April 2016, Plaintiff met with Mr. Handy at S&B's
office where Mr. Handy informed him that the City claimed
that he was calling BPD for assistance too frequently.
Plaintiff denied making frivolous calls.
letter dated April 7, 2016, the Winooski Housing Authority
advised Plaintiff that it would cease making housing
assistance payments to his landlord on May 1, 2016 and would
terminate his federal Section 8 Housing Choice Voucher if he
did not obtain another apartment by October 28, 2016. Because
he was afraid of losing his Section 8 Voucher and receiving a
negative reference from S&B, on May 20, 2016, Plaintiff
agreed to settle the eviction action on S&B's terms,
which included an early termination of his lease. Plaintiff
alleges that he "suffered serious emotional and mental
anguish because he .. . lost his possessory rights to his
apartment" and was at risk for homelessness and the loss
of his Section 8 Voucher. Id. at 16, ¶ 118.
4, 2016, a neighbor "assaulted and threatened Plaintiff
with a metal pipe" in front of the door to Plaintiffs
apartment. Id. at 8, ¶ 50. Plaintiff alleges
that this neighbor had repeatedly threatened him over the
course of several months. Plaintiff asserts that due to the
City's "caller punishment policy, " he feared
that calling BPD would result in the City taking action to
"punish" him. Id. BPD responded to the May
4 incident, arrested the neighbor, and charged him with
simple assault by menace and disorderly conduct. The neighbor
was subsequently ordered to have no contact with Plaintiff
and to stay at least ten feet away from him.
further asserts that he modified his conduct and refrained
from calling for BPD assistance on numerous other occasions
when his safety, or the safety of others, was in jeopardy. On
one such occasion, Plaintiff believed there was a break-in at
his apartment but refrained from calling BPD. On another
occasion, Plaintiff heard neighbors threatening to shoot

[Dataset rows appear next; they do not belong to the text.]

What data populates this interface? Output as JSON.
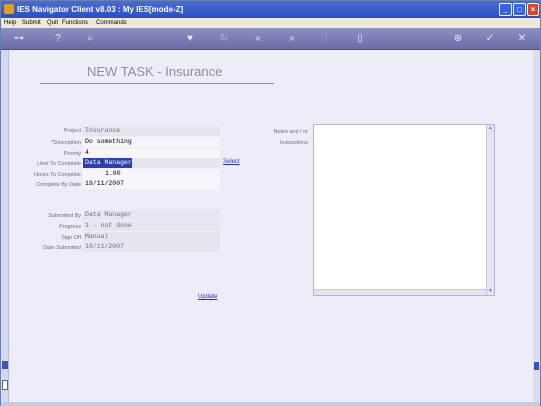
{
  "window": {
    "title": "IES Navigator Client v8.03 : My IES :",
    "mode": "[mode-Z]"
  },
  "menu": {
    "items": [
      "Help",
      "Submit",
      "Quit",
      "Functions",
      "Commands"
    ]
  },
  "toolbar": {
    "icons": [
      "key-icon",
      "help-icon",
      "search-icon",
      "heart-icon",
      "refresh-icon",
      "rewind-icon",
      "fast-forward-icon",
      "tree-icon",
      "document-icon",
      "globe-icon",
      "check-icon",
      "close-icon"
    ]
  },
  "form": {
    "title": "NEW TASK - Insurance",
    "project_label": "Project",
    "project_value": "Insurance",
    "description_label": "*Description",
    "description_value": "Do something",
    "priority_label": "Priority",
    "priority_value": "4",
    "user_label": "User To Complete",
    "user_value": "Data Manager",
    "select_link": "Select",
    "hours_label": "Hours To Complete",
    "hours_value": "1.00",
    "date_label": "Complete By Date",
    "date_value": "19/11/2007",
    "submitted_by_label": "Submitted By",
    "submitted_by_value": "Data Manager",
    "progress_label": "Progress",
    "progress_value": "1 - not done",
    "signoff_label": "Sign Off",
    "signoff_value": "Manual",
    "date_submitted_label": "Date Submitted",
    "date_submitted_value": "19/11/2007",
    "notes_label_1": "Notes and / or",
    "notes_label_2": "Instructions",
    "update_link": "Update"
  }
}
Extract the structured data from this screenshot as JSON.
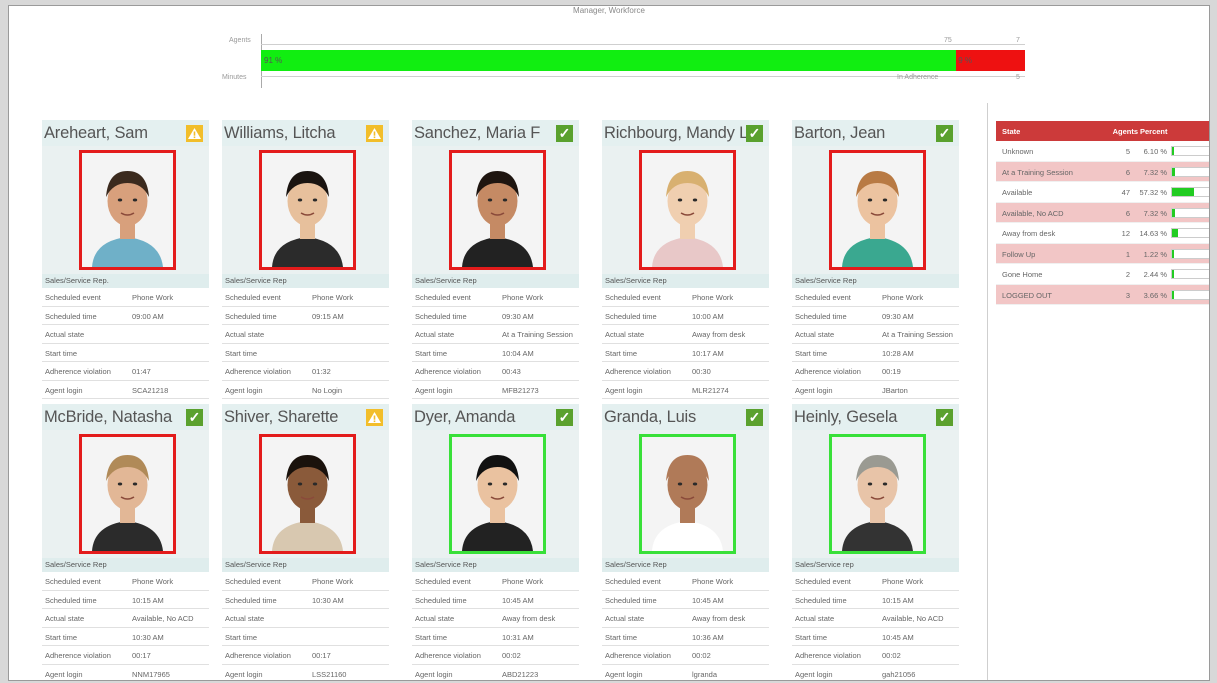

another person, but he again refrained from calling BPD.
Plaintiffs Claims as set Forth in his Complaint.
One: Plaintiff alleges that the City's
"caller punishment policy" violated his First
Amendment right to freedom of speech by threatening to impose
penalties on him for requesting BPD assistance, reporting
potential crimes, and making complaints.
Two: Plaintiff asserts that the City's
enforcement of its "caller punishment policy"
violated his First Amendment right to petition the government
Three: Plaintiff alleges that the City violated his
substantive due process rights under the Fifth and Fourteenth
Amendments by arbitrarily punishing him based on his exercise
of his First Amendment rights.
Four: Plaintiff asserts that, on its face and as
applied, the City's Housing Code is overly broad and void
for vagueness under the Fourteenth Amendment.
Five: Plaintiff alleges that the City deprived him
of procedural due process by failing to provide him with
notice and an opportunity to be heard.
Six: Plaintiff alleges that the City tortiously
interfered with his contractual relationship with S&B in
violation of Vermont law.
Seven: Plaintiff asserts that the City exceeded its
authority under Vermont law by maintaining and enforcing the
"caller punishment policy" in a manner designed to
punish Plaintiff and others for requesting BPD assistance,
and by failing to provide due process protections.
Conclusions of Law and Analysis.